- _Problem details_: Repeat the whole listing below, word for word.

━━ Extracted entries ━━

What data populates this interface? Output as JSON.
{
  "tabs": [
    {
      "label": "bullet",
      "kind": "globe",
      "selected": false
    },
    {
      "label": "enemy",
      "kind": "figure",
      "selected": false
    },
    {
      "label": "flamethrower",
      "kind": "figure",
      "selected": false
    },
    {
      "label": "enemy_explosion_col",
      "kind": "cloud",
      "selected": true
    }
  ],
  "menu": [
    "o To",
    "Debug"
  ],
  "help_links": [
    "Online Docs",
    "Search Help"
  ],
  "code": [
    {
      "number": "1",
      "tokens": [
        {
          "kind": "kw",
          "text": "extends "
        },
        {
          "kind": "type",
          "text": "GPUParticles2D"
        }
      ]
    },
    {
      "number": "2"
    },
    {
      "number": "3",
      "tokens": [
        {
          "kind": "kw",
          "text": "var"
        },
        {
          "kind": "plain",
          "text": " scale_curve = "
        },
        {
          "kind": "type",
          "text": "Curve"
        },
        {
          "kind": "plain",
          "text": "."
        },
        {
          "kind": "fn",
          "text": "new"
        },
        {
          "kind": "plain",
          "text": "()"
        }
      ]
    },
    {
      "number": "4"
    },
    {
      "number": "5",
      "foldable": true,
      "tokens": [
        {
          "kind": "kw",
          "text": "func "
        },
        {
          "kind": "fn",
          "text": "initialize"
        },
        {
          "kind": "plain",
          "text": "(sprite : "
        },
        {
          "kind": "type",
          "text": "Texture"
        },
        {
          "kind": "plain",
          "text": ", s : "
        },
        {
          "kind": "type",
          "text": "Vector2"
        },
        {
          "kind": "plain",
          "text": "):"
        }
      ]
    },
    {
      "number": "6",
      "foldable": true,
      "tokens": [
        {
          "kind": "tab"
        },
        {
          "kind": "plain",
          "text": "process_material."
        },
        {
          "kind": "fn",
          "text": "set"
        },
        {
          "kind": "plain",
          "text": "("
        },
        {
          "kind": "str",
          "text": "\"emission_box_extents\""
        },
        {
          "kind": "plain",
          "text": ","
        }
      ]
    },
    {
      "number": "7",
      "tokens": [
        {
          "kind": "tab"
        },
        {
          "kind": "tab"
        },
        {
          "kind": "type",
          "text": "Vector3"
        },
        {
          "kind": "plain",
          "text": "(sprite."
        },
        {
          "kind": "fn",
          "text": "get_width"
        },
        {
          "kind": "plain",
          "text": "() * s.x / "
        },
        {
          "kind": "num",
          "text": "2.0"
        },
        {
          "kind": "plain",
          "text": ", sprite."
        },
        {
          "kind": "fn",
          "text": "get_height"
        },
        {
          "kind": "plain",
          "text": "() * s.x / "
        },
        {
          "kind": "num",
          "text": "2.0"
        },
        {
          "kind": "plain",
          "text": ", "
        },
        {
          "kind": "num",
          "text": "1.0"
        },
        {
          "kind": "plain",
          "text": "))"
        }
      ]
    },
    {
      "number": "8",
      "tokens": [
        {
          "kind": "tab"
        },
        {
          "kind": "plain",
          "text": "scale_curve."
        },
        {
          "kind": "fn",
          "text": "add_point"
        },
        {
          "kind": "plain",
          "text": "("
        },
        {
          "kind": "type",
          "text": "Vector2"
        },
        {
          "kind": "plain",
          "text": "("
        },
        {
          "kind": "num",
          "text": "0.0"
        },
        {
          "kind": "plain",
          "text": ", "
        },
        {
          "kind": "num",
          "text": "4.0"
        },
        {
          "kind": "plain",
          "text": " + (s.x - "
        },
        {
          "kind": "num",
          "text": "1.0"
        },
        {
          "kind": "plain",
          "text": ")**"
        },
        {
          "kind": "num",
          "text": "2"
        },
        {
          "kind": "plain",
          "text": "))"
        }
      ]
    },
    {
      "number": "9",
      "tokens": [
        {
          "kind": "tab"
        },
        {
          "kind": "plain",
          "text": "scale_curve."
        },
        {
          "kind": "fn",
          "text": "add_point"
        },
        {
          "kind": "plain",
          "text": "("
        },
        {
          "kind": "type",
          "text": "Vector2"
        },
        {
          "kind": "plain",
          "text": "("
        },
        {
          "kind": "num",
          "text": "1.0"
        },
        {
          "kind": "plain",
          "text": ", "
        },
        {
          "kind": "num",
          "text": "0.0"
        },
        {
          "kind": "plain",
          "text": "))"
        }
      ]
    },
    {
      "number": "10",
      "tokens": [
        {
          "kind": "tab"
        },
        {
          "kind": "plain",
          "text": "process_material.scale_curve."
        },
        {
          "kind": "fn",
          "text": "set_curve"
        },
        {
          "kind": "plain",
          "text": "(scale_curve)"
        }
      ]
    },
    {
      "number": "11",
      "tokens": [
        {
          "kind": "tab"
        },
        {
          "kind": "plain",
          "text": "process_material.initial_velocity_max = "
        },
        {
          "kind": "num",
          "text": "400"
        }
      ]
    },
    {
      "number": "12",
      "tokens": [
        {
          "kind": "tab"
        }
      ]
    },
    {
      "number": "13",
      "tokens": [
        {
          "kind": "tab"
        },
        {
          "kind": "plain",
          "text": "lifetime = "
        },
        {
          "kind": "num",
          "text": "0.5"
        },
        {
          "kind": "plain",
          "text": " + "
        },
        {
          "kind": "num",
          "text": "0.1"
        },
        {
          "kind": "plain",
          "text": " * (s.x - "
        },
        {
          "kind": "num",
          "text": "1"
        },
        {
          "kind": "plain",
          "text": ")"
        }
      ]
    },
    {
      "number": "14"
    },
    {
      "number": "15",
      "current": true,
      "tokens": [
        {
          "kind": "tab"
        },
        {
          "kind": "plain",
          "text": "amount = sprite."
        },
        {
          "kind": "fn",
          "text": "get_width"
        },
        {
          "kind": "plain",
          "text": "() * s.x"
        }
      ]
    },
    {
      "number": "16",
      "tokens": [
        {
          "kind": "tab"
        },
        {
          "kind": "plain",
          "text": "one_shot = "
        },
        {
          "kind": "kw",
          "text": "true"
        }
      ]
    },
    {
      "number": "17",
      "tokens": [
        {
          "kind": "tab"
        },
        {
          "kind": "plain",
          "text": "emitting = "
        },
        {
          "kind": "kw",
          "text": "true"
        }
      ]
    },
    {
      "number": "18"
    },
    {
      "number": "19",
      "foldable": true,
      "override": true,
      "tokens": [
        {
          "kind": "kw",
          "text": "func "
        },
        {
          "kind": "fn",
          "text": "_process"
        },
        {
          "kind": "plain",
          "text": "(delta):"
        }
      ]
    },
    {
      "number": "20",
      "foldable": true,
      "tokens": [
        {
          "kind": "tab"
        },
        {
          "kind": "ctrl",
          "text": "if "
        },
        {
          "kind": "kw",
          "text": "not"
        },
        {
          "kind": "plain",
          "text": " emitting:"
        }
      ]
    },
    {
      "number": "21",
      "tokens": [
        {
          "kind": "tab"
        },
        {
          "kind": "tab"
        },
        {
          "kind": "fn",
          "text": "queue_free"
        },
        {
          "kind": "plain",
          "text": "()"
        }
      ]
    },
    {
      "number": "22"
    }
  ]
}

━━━

- _Output of the exercise_:
What data populates this interface? Output as JSON.
{
  "tabs": [
    {
      "label": "bullet",
      "kind": "globe",
      "selected": false
    },
    {
      "label": "enemy",
      "kind": "figure",
      "selected": false
    },
    {
      "label": "flamethrower",
      "kind": "figure",
      "selected": false
    },
    {
      "label": "enemy_explosion_col",
      "kind": "cloud",
      "selected": true
    }
  ],
  "menu": [
    "o To",
    "Debug"
  ],
  "help_links": [
    "Online Docs",
    "Search Help"
  ],
  "code": [
    {
      "number": "1",
      "tokens": [
        {
          "kind": "kw",
          "text": "extends "
        },
        {
          "kind": "type",
          "text": "GPUParticles2D"
        }
      ]
    },
    {
      "number": "2"
    },
    {
      "number": "3",
      "tokens": [
        {
          "kind": "kw",
          "text": "var"
        },
        {
          "kind": "plain",
          "text": " scale_curve = "
        },
        {
          "kind": "type",
          "text": "Curve"
        },
        {
          "kind": "plain",
          "text": "."
        },
        {
          "kind": "fn",
          "text": "new"
        },
        {
          "kind": "plain",
          "text": "()"
        }
      ]
    },
    {
      "number": "4"
    },
    {
      "number": "5",
      "foldable": true,
      "tokens": [
        {
          "kind": "kw",
          "text": "func "
        },
        {
          "kind": "fn",
          "text": "initialize"
        },
        {
          "kind": "plain",
          "text": "(sprite : "
        },
        {
          "kind": "type",
          "text": "Texture"
        },
        {
          "kind": "plain",
          "text": ", s : "
        },
        {
          "kind": "type",
          "text": "Vector2"
        },
        {
          "kind": "plain",
          "text": "):"
        }
      ]
    },
    {
      "number": "6",
      "foldable": true,
      "tokens": [
        {
          "kind": "tab"
        },
        {
          "kind": "plain",
          "text": "process_material."
        },
        {
          "kind": "fn",
          "text": "set"
        },
        {
          "kind": "plain",
          "text": "("
        },
        {
          "kind": "str",
          "text": "\"emission_box_extents\""
        },
        {
          "kind": "plain",
          "text": ","
        }
      ]
    },
    {
      "number": "7",
      "tokens": [
        {
          "kind": "tab"
        },
        {
          "kind": "tab"
        },
        {
          "kind": "type",
          "text": "Vector3"
        },
        {
          "kind": "plain",
          "text": "(sprite."
        },
        {
          "kind": "fn",
          "text": "get_width"
        },
        {
          "kind": "plain",
          "text": "() * s.x / "
        },
        {
          "kind": "num",
          "text": "2.0"
        },
        {
          "kind": "plain",
          "text": ", sprite."
        },
        {
          "kind": "fn",
          "text": "get_height"
        },
        {
          "kind": "plain",
          "text": "() * s.x / "
        },
        {
          "kind": "num",
          "text": "2.0"
        },
        {
          "kind": "plain",
          "text": ", "
        },
        {
          "kind": "num",
          "text": "1.0"
        },
        {
          "kind": "plain",
          "text": "))"
        }
      ]
    },
    {
      "number": "8",
      "tokens": [
        {
          "kind": "tab"
        },
        {
          "kind": "plain",
          "text": "scale_curve."
        },
        {
          "kind": "fn",
          "text": "add_point"
        },
        {
          "kind": "plain",
          "text": "("
        },
        {
          "kind": "type",
          "text": "Vector2"
        },
        {
          "kind": "plain",
          "text": "("
        },
        {
          "kind": "num",
          "text": "0.0"
        },
        {
          "kind": "plain",
          "text": ", "
        },
        {
          "kind": "num",
          "text": "4.0"
        },
        {
          "kind": "plain",
          "text": " + (s.x - "
        },
        {
          "kind": "num",
          "text": "1.0"
        },
        {
          "kind": "plain",
          "text": ")**"
        },
        {
          "kind": "num",
          "text": "2"
        },
        {
          "kind": "plain",
          "text": "))"
        }
      ]
    },
    {
      "number": "9",
      "tokens": [
        {
          "kind": "tab"
        },
        {
          "kind": "plain",
          "text": "scale_curve."
        },
        {
          "kind": "fn",
          "text": "add_point"
        },
        {
          "kind": "plain",
          "text": "("
        },
        {
          "kind": "type",
          "text": "Vector2"
        },
        {
          "kind": "plain",
          "text": "("
        },
        {
          "kind": "num",
          "text": "1.0"
        },
        {
          "kind": "plain",
          "text": ", "
        },
        {
          "kind": "num",
          "text": "0.0"
        },
        {
          "kind": "plain",
          "text": "))"
        }
      ]
    },
    {
      "number": "10",
      "tokens": [
        {
          "kind": "tab"
        },
        {
          "kind": "plain",
          "text": "process_material.scale_curve."
        },
        {
          "kind": "fn",
          "text": "set_curve"
        },
        {
          "kind": "plain",
          "text": "(scale_curve)"
        }
      ]
    },
    {
      "number": "11",
      "tokens": [
        {
          "kind": "tab"
        },
        {
          "kind": "plain",
          "text": "process_material.initial_velocity_max = "
        },
        {
          "kind": "num",
          "text": "400"
        }
      ]
    },
    {
      "number": "12",
      "tokens": [
        {
          "kind": "tab"
        }
      ]
    },
    {
      "number": "13",
      "tokens": [
        {
          "kind": "tab"
        },
        {
          "kind": "plain",
          "text": "lifetime = "
        },
        {
          "kind": "num",
          "text": "0.5"
        },
        {
          "kind": "plain",
          "text": " + "
        },
        {
          "kind": "num",
          "text": "0.1"
        },
        {
          "kind": "plain",
          "text": " * (s.x - "
        },
        {
          "kind": "num",
          "text": "1"
        },
        {
          "kind": "plain",
          "text": ")"
        }
      ]
    },
    {
      "number": "14"
    },
    {
      "number": "15",
      "current": true,
      "tokens": [
        {
          "kind": "tab"
        },
        {
          "kind": "plain",
          "text": "amount = sprite."
        },
        {
          "kind": "fn",
          "text": "get_width"
        },
        {
          "kind": "plain",
          "text": "() * s.x"
        }
      ]
    },
    {
      "number": "16",
      "tokens": [
        {
          "kind": "tab"
        },
        {
          "kind": "plain",
          "text": "one_shot = "
        },
        {
          "kind": "kw",
          "text": "true"
        }
      ]
    },
    {
      "number": "17",
      "tokens": [
        {
          "kind": "tab"
        },
        {
          "kind": "plain",
          "text": "emitting = "
        },
        {
          "kind": "kw",
          "text": "true"
        }
      ]
    },
    {
      "number": "18"
    },
    {
      "number": "19",
      "foldable": true,
      "override": true,
      "tokens": [
        {
          "kind": "kw",
          "text": "func "
        },
        {
          "kind": "fn",
          "text": "_process"
        },
        {
          "kind": "plain",
          "text": "(delta):"
        }
      ]
    },
    {
      "number": "20",
      "foldable": true,
      "tokens": [
        {
          "kind": "tab"
        },
        {
          "kind": "ctrl",
          "text": "if "
        },
        {
          "kind": "kw",
          "text": "not"
        },
        {
          "kind": "plain",
          "text": " emitting:"
        }
      ]
    },
    {
      "number": "21",
      "tokens": [
        {
          "kind": "tab"
        },
        {
          "kind": "tab"
        },
        {
          "kind": "fn",
          "text": "queue_free"
        },
        {
          "kind": "plain",
          "text": "()"
        }
      ]
    },
    {
      "number": "22"
    }
  ]
}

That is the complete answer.